Meyer, Cord, The Washington Times (Washington, DC)
On the controversial subject of global climate change, there is both good news and bad news. On the negative side is the fact that the 2,500 scientists on the United Nations Intergovernmental Panel on Climate Change have concluded that "the balance of the evidence suggests that there is a discernible human influence on the global climate." They attribute the perceptible warming of the atmosphere that has occurred to the burning of coal, oil and gas and the resulting release into the air of large quantities of carbon dioxide and other types of greenhouse gas. As a result there is increasing interest in the December meeting in Kyoto, Japan, of representatives of the 160 nations to consider what new rules and regulations may be necessary to prevent further global warming and violent climate change.
Although the United States has only 5 percent of the world population, we emit 23 percent of the world's carbon dioxide and 80 percent of air pollution in the United States comes from burning fossil fuels.
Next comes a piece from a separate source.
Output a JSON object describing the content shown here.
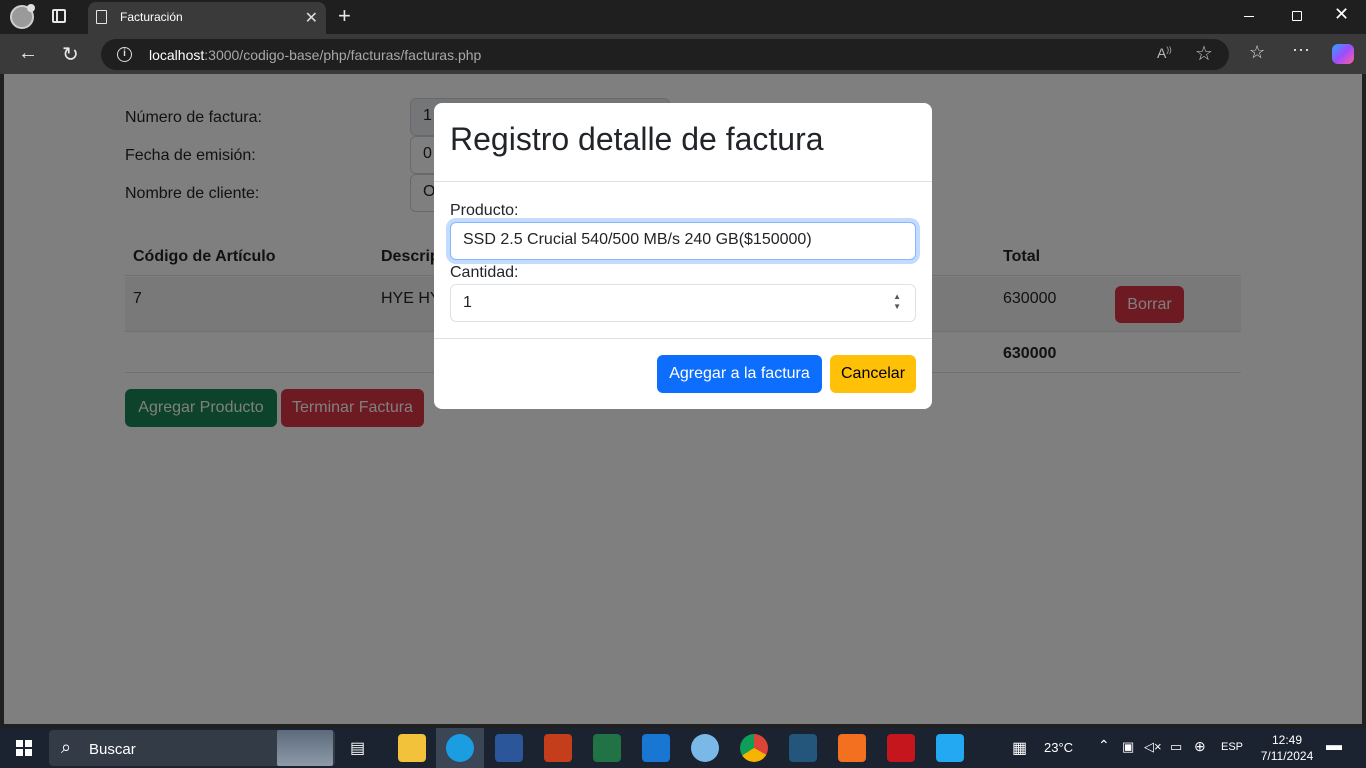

Fifty-six percent of U.S. electricity currently comes from coal with its heavy emissions of carbon dioxide. Facts and figures such as these have persuaded President Clinton to become an active convert to the need for improving energy efficiency and cleanliness and he has taken over the management of this issue from Vice President Al Gore.
A bit of good news is the fact that by no means all of the energy companies in the United States or those abroad are committed to preserving their dependence on coal and oil. Although many continue to cling to old ways and fear any change, there is a refreshing number of courageous innovators who are prepared to experiment with the newest scientific innovations and discoveries.
A classic example of the new type of innovative leader is John Browne, Chief Executive Officer of British Petroleum. His speech on May 19 at Stanford University broke new ground and showed that coal and oil barons are going to be challenged. He specifically committed his company to a partnership, including the U.S. Energy Department, to design the right technology strategy to deal with climate change. He is committed to the development of solar power and BP already has a 10 percent share of the world market. He supports specific programs of reforestation and forest conservation in Turkey and Bolivia.
Another activist on the issue of climate change is Franklin Nutter, who heads the American Re-insurance Association. Responding to the fact that insurance industry payouts for weather-related damages have reached $57 billion for the 1990s compared with only $27 billion for the 1980s, Mr. …